Marcos Alberto Lana1, Frank Eulenstein1, Angelika Wurbs1, Michelle Bonatti2, Stefan Sieber3, Sandro Luis Schlindwein2
1Leibniz-Centre for Agricultural Landscape Research (ZALF e.V.), Land Use Systems, Germany
Agricultural production is of major interest in a world that will require doubling the food production in the next 40 years without significantly increasing the area dedicated for crops. Besides this, climate change and variation are considered major threats to the long-term resilience of agricultural systems. Studies related to climate change are usually done for individual sites and cultivars. Although the information generated is significant, it cannot be extrapolated to large and complex regions. To obtain more precise assessments about the impact of climate change and respective adaptation strategies, field experiments and simulations – using DSSAT (CERES-Maize model) – were done for maize in the Santa Catarina State (>580000 ha cultivated, 3,69 million tons), Southern Brazil. The objectives are to assess, at field and regional level, i) the impact of climate scenarios on maize production and ii) to quantify the buffer effect of strategies such as planting date and cultivar.
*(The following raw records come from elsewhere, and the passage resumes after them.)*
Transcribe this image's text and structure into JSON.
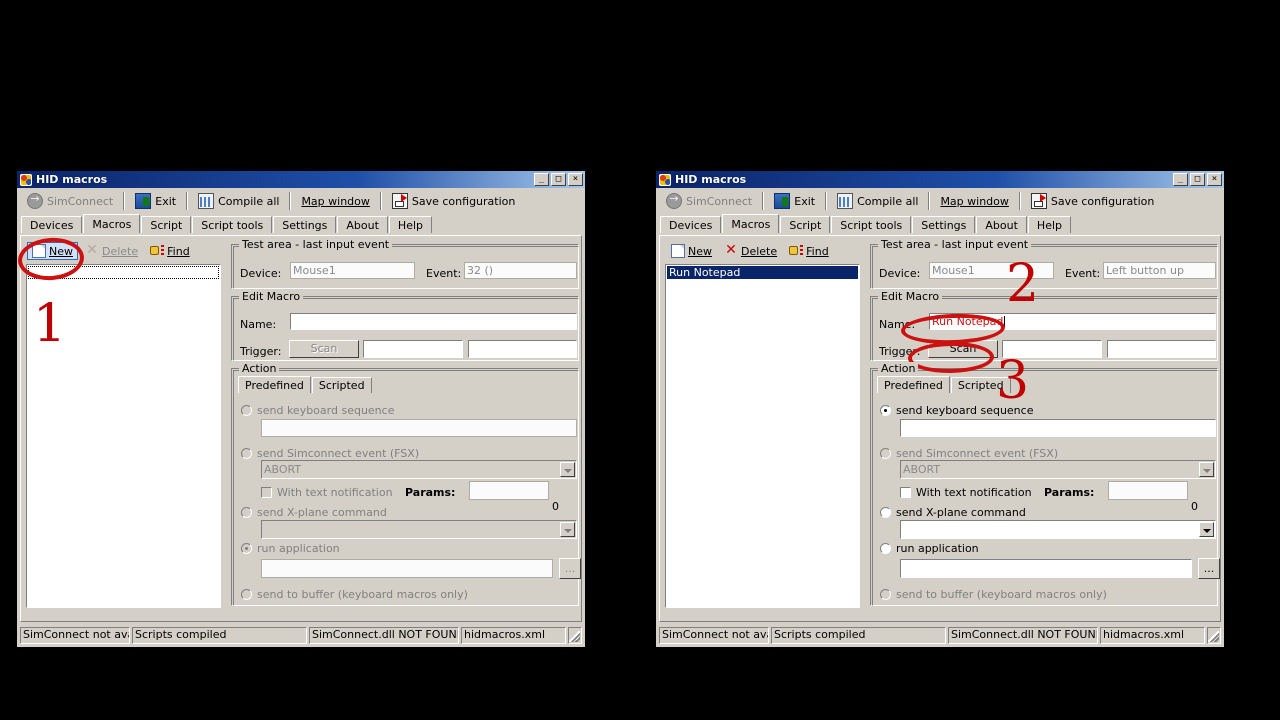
{
  "window": {
    "title": "HID macros",
    "icon": "app-icon",
    "buttons": {
      "minimize": "_",
      "maximize": "□",
      "close": "×"
    }
  },
  "toolbar": {
    "items": [
      {
        "label": "SimConnect",
        "icon": "simconnect-icon",
        "disabled": true,
        "accel": "i"
      },
      {
        "label": "Exit",
        "icon": "exit-icon",
        "disabled": false,
        "accel": "x"
      },
      {
        "label": "Compile all",
        "icon": "compile-icon",
        "disabled": false,
        "accel": ""
      },
      {
        "label": "Map window",
        "icon": "",
        "disabled": false,
        "accel": "M"
      },
      {
        "label": "Save configuration",
        "icon": "save-icon",
        "disabled": false,
        "accel": "a"
      }
    ]
  },
  "tabs": {
    "items": [
      "Devices",
      "Macros",
      "Script",
      "Script tools",
      "Settings",
      "About",
      "Help"
    ],
    "active": "Macros"
  },
  "list_toolbar": {
    "new": "New",
    "delete": "Delete",
    "find": "Find"
  },
  "test_area": {
    "title": "Test area - last input event",
    "device_label": "Device:",
    "event_label": "Event:",
    "device_value_left": "Mouse1",
    "event_value_left": "32 ()",
    "device_value_right": "Mouse1",
    "event_value_right": "Left button up"
  },
  "edit_macro": {
    "title": "Edit Macro",
    "name_label": "Name:",
    "trigger_label": "Trigger:",
    "scan_button": "Scan",
    "name_value_left": "",
    "name_value_right": "Run Notepad",
    "trigger_value_1": "",
    "trigger_value_2": ""
  },
  "action": {
    "title": "Action",
    "tabs": [
      "Predefined",
      "Scripted"
    ],
    "active_tab": "Predefined",
    "options": {
      "keyboard": "send keyboard sequence",
      "simconnect": "send Simconnect event (FSX)",
      "xplane": "send X-plane command",
      "run_app": "run application",
      "buffer": "send to buffer (keyboard macros only)"
    },
    "with_text_notification": "With text notification",
    "params_label": "Params:",
    "params_value": "",
    "params_counter": "0",
    "simconnect_combo_value": "ABORT",
    "xplane_combo_value": "",
    "keyboard_value": "",
    "run_app_value": "",
    "browse_button": "...",
    "selected_left": "run_app",
    "selected_right": "keyboard"
  },
  "macro_list": {
    "left_items": [],
    "right_items": [
      "Run Notepad"
    ],
    "selected_right": "Run Notepad"
  },
  "statusbar": {
    "cells": [
      "SimConnect not avai",
      "Scripts compiled",
      "SimConnect.dll NOT FOUND",
      "hidmacros.xml"
    ]
  },
  "annotations": {
    "step1": "1",
    "step2": "2",
    "step3": "3",
    "color": "#cc1111"
  }
}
The fields identification was done using satellite imagery coupled with in-field assessments and census data, allowing satisfactory spatial refinement. This information was attached to soil maps (1:250000 scale) and weather information for running simulations and validating CERES-Maize. Several regional circulation models (RCM) were tested in order to identify the ones that best represent past yields in target regions. An ensemble of four RCMs (LMDZ+IPSL+RCA2+RCA3) was selected based on the ability to mimic the 1990-2010 yields. After validation of the crop model, RCMs and regionalisation, simulations for 2012-2040 were run using i) actual agronomic management and ii) combinations of cultivar and planting date as adaptation strategies. Depending on the field location, the impact on maize yields ranged from -60% to +20%. The overall impact without adaptation strategies resulted in a reduction of the 13,49% in maize production (from 3,69 to 3,19 million tons). When adaptation measures are employed, local yields changes ranged from -12% to +40%, and overall production increases by 15% (to 3,87 million tons). The results indicate that coupling best cultivar and planting date at local level are a strategic knowledge that not only buffers the eventual deleterious impacts of climate scenarios, but also increases overall maize production.
Keywords: Adaptation strategies, adapted cultivar, landraces, local knowledge, maize production, planting date
Contact Address: Marcos Alberto Lana, Leibniz-Centre for Agricultural Landscape Research (ZALF e.V.), Land Use Systems, Eberswalder Str. 84, 15374 Müncheberg, Germany, e-mail: lanazalf.de